-Interest on money found to be owed.
-Civil fines.
-If found to be a criminal matter, possible imprisonment.

                                 ADDITIONAL IRS.GOV RESOURCES...

The IRS considers a worker to be an Independent Contractor if the person:

  • Determines place and sequence of work.
  • Is not trained (by the University) for the job.
  • Possesses special skills or training.
  • Provides a service not related to payer's normal business activities.
  • Has the option to delegate work to others (not University employees).
  • Employs own assistants.
  • Works by the job.
  • Sets own work hours.
  • Generally works off-site.
  • Can set own schedule (work flow).
  • Files reports when job ends; interim reports possible (does not submit regular reports).
  • Pays own business and travel expenses; part of job costs.
  • Furnishes own tools and equipment.
  • Has significant investment in facilities used.
  • Can make a profit or suffer a loss if the project is not completed.
  • Works for several companies at one time.
  • Makes services available to the general public.
  • Can not be fired if results satisfy the contract.
  • Must complete job according to contract specifications.

The IRS considers a worker to be an employee if the person:

  • Maintains a continuing relationship with the employer.
  • Does the work personally (does not delegate work to non-employees).
  • Is required to comply with instructions.
  • Usually works Full-time for one employer.
  • Is subject to dismissal.
  • Can quit without incurring a liability.
  • Is reimbursed for expenses.
  • Is trained by the employer (or supervised).
  • Provides services that are a key aspect of regular business (University) activities.

Only Looking to Reimburse Travel Expenses?

This information is to be used when paying a fee for service. If only reimbursing travel expenses, use the Travel Voucher & Instructions on the Procurement website.

Travel Voucher & Instructions

          Can you hire a former state employee?

 

Former State Agency Hiring Agency 2 years since they left former agency? Answer
Stony Brook Stony Brook It's been less than 2 years since they left their former agency. Former State employees are prohibited from appearing before their former agency for two years from their termination date, or the last date on the payroll.
Stony Brook  Stony Brook  It's been greater than 2 years since they left their former agency. Must meet the IRS' Guidelines for an Independent Contractor.

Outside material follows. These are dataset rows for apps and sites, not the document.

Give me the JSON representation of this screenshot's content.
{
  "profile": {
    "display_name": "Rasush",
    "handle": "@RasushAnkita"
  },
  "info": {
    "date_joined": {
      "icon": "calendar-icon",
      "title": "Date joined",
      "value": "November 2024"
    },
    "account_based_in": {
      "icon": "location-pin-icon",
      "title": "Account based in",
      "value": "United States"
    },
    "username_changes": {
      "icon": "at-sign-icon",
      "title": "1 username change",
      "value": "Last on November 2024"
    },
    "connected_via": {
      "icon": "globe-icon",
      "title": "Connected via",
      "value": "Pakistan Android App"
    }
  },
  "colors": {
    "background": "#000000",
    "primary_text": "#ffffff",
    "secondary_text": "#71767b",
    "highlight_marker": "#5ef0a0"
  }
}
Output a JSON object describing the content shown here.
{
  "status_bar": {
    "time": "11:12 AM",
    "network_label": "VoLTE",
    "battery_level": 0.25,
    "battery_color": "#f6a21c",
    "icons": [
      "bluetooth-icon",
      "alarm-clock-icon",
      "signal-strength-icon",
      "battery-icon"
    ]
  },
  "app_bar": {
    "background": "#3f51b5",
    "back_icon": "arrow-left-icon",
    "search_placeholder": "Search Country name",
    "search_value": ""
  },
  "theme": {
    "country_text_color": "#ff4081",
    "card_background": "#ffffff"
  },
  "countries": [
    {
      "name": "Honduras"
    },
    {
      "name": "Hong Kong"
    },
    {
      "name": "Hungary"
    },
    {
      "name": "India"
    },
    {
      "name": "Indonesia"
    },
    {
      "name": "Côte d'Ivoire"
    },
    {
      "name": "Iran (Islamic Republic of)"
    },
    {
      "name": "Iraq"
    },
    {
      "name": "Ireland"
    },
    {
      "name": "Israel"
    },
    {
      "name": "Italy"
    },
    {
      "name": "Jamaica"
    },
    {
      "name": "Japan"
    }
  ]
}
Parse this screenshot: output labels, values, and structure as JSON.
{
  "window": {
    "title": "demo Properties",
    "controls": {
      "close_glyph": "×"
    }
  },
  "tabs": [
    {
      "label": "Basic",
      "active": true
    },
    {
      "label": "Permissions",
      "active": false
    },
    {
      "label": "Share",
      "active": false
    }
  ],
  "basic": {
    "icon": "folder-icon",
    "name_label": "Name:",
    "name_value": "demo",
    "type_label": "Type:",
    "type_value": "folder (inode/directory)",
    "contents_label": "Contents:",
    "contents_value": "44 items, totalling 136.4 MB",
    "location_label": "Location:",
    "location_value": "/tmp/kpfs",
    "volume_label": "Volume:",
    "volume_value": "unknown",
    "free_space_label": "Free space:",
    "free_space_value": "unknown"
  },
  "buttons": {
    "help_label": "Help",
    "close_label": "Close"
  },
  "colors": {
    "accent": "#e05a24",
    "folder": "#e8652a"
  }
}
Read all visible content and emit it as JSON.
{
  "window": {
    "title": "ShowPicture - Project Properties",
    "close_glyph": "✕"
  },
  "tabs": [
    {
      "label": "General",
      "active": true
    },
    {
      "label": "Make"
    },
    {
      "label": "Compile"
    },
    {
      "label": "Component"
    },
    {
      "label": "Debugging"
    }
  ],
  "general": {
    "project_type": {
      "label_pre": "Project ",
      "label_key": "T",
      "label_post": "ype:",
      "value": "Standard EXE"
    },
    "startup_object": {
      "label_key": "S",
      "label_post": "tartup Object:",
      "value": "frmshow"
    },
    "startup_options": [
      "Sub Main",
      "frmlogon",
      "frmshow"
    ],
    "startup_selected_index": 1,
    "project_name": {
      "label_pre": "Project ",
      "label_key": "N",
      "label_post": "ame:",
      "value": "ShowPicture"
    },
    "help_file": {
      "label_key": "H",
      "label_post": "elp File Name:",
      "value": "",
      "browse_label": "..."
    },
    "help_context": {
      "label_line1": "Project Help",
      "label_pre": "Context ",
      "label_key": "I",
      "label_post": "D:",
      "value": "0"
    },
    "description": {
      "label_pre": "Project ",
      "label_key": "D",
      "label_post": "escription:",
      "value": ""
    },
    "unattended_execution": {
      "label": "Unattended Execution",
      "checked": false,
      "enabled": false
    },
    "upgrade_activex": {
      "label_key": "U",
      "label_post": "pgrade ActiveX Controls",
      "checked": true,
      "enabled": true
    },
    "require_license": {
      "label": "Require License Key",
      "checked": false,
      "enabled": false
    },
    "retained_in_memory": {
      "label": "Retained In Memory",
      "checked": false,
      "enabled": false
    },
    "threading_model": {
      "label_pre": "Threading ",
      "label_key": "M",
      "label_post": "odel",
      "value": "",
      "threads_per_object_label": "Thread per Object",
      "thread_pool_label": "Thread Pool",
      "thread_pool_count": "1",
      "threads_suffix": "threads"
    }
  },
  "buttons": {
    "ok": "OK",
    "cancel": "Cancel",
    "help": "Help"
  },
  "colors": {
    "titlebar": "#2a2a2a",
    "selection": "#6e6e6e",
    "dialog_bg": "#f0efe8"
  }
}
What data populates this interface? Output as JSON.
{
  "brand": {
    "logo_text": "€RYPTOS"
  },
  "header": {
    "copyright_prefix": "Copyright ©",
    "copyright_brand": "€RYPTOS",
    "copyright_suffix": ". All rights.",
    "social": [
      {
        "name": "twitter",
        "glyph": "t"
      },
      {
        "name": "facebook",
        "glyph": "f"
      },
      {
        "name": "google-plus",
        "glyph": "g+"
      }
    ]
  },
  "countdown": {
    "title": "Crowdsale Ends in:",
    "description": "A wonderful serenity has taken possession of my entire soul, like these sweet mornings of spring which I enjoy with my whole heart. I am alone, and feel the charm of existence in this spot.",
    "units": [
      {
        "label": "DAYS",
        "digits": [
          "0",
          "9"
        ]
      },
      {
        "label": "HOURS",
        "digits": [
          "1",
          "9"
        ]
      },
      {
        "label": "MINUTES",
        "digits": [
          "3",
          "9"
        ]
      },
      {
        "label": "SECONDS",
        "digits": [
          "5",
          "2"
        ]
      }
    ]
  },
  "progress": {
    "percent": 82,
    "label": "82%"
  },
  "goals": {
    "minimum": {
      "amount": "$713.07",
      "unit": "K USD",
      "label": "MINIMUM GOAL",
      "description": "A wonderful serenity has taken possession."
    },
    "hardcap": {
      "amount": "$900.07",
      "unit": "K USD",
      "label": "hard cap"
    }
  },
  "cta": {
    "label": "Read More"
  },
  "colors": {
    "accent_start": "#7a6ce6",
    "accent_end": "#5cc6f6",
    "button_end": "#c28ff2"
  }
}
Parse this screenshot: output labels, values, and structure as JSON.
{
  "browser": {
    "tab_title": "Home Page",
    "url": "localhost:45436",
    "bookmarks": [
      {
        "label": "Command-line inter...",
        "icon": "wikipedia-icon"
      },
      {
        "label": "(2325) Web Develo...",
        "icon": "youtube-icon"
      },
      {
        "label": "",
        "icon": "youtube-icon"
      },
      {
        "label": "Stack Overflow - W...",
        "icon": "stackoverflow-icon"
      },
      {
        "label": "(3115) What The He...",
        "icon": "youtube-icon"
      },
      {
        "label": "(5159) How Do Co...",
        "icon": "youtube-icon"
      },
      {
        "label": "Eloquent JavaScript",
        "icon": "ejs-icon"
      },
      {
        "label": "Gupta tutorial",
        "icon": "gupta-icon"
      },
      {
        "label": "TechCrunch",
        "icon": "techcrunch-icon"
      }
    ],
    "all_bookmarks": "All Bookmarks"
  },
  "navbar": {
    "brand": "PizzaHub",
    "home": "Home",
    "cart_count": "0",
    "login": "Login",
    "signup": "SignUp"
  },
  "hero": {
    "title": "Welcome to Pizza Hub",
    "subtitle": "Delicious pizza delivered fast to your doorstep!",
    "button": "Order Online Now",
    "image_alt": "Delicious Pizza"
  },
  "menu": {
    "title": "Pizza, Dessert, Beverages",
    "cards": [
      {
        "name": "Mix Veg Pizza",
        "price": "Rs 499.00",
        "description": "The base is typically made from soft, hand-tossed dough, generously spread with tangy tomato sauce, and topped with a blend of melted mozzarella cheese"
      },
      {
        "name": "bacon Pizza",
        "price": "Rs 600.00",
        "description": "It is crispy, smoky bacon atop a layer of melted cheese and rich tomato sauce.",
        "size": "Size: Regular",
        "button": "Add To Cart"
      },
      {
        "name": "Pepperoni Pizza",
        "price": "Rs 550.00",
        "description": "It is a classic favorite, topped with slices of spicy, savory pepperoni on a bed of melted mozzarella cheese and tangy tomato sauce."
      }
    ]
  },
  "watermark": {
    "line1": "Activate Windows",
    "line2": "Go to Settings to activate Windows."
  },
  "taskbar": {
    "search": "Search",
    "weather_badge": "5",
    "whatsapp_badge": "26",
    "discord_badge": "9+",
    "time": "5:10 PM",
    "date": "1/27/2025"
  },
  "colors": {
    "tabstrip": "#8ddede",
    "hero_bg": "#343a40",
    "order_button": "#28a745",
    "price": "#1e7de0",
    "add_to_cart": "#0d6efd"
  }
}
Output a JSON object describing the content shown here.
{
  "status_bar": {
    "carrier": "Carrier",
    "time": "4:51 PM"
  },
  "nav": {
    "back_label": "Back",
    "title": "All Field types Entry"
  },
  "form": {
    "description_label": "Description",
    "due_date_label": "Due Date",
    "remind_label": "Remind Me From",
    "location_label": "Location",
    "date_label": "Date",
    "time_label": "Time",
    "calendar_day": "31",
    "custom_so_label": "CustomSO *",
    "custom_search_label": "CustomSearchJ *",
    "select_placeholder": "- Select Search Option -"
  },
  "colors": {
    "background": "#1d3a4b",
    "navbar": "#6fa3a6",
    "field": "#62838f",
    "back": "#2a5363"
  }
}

Participants in the Stony Brook Voluntary Separation Program may have limitations and should reach out to hrs_benefits@stonybrook.edu.
Not Stony Brook Stony Brook  It's been less than 2 years since they left their former agency. Must meet the IRS' Guidelines for an Independent Contractor. Participants in the Stony Brook Voluntary Separation Program may have limitations and should reach out to hrs_benefits@stonybrook.edu.
Stony Brook  Research Foundation It's been less than 2 years since they left their former agency. There's no law, rule or regulation that prohibits a former SUNY employee from joining the Research Foundation as an employee or working for them as an Independent Contractor provided the IRS' Guidelines for an Independent Contractor are met. This would include Graduate/Teaching Assistants who worked as State employees. Participants in the Stony Brook Voluntary Separation Program may have limitations and should reach out to hrs_benefits@stonybrook.edu.
Current SUNY employee (Not Stony Brook) Stony Brook Currently Employed Current SUNY employees cannot be hired as an Independent Contractor by another SUNY agency. However, they may be able to be paid through the Extra Serviceprocess.

 

 

 

Frequently Asked Questions